Field Logs – Week One: Students and Learning Environment
Summary/Reflection: The day began by meeting my cooperating teacher, Mrs. Gilroy-Beck, who is the second grade teacher at Jack Mackenzie Elementary School. She gave me a quick tour of the staff room and her classroom. When the students arrived, they began to get ready for school and sit in their seats. O Canada was played on the intercom, and the teacher began announcements. She introduced Jesse Sawka and me as guests who would be joining them for several weeks, and they welcomed us warmly. Mrs. Gilroy-Beck wrote on the board “Welcome Miss Bannerman and Miss Sawka, who will be joining us every Tues. morning until April to learn about teaching.” She used this introduction to ask the students to point out where capital use was necessary.
After the introductions, we began what she calls “The Daily Five.” This is a series of reading exercises to help the students become stronger and more efficient readers. The students reviewed the reading rules and proper book selection for their reading levels. While the students were taking part in The Daily Five, Miss Sawka and I were instructed to do reading comprehension tests called Oral Running Records with students. Mrs. Gilroy-Beck sent us a couple of students and told us what level they were reading at, so that we had an idea of where to start.

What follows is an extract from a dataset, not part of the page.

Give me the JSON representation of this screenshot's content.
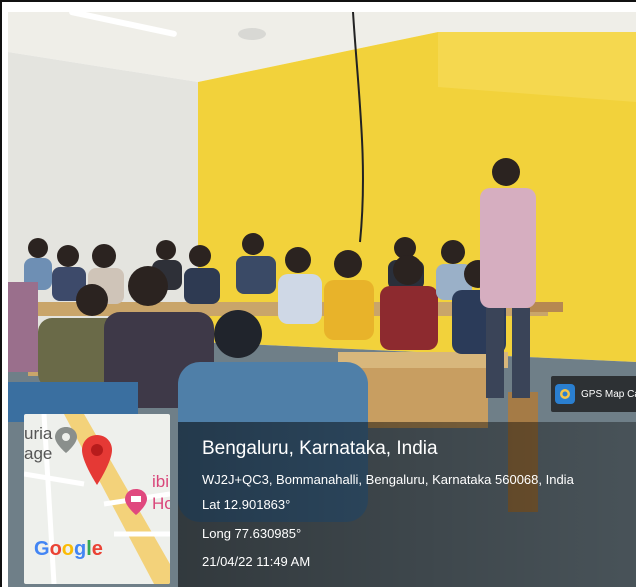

Following this activity, we were asked to rejoin the class for story time. Mrs. Gilroy-Beck read to the students in the story time area and asked them questions as she went. They also discussed their nutrition lesson in this area. They reviewed what they had learned about the digestion system and what the phrase “good foods” meant. They then did Turn and Talk in partners to explain to each other this process and ask questions. By this time it was time for lunch and we were dismissed with an enthusiastic goodbye and several students hugging us and asking us to come back soon.
Core Questions: Who are your learners? What does their learning environment look like?
In this placement, my learners consist of approximately 24 Grade 2 students. They are also approximately seven to eight years old. While the students are similar in age, they come from diverse backgrounds, and we were told that one has behavioural issues, while another is extremely shy and has troubles dealing with the classroom setting. The teacher tries to include these students, while making sure not to put too much pressure on them in loud, rambunctious settings. In this class, there are more students with visible minority backgrounds than white students. The students’ families have come from many different cultures in this class, such as Asian and East Indian, to name a few. The teacher addresses these differences to teach the students, and an example was during the nutrition lesson. While discussing protein, she mentioned that some people do not eat meat or certain types of meat, talked about what they eat to replace that type of protein, and reminded the class that their some of their classmates are examples. From this, it was easy to see that the students were eager to learn about the diversity in their classroom, but also that they respected the differences between classmates.
This field day made me notice an important theme in this class: they were all eager to learn. It did not matter what activity the teacher gave them, the students were eager to do the lessons and show her what they had learned. This classroom played heavily on engaging the students through stimulating images. There were colourful posters and words written with lettering on the walls to promote reading and reading programs. Also displayed in the classroom and the nearby hallway were posters that the students had made for their nutrition class. Along one wall was a large bookshelf that had tubs with each of the students name on it and contained several books at their reading level. Above this shelf were extra books categorized by reading levels that anyone could use. The opposite wall had cupboards that had extra book work sheets and other materials for classwork. The area for story time has a large rug on the floor and a chair in the corner so that the students can gather around the teacher. The back of the classroom had cupboards for the students’ belongings. In front of it was a large counter where students could gather for group work. There were a couple of windows and bright lighting in the room. In addition, the desks are not in rows; instead, the desks are in groups of four or five and spread across the room so that the students can interact with each other easier. From these surroundings, it is obvious to see that the teacher promotes group learning in a setting that will engage and encourage the students.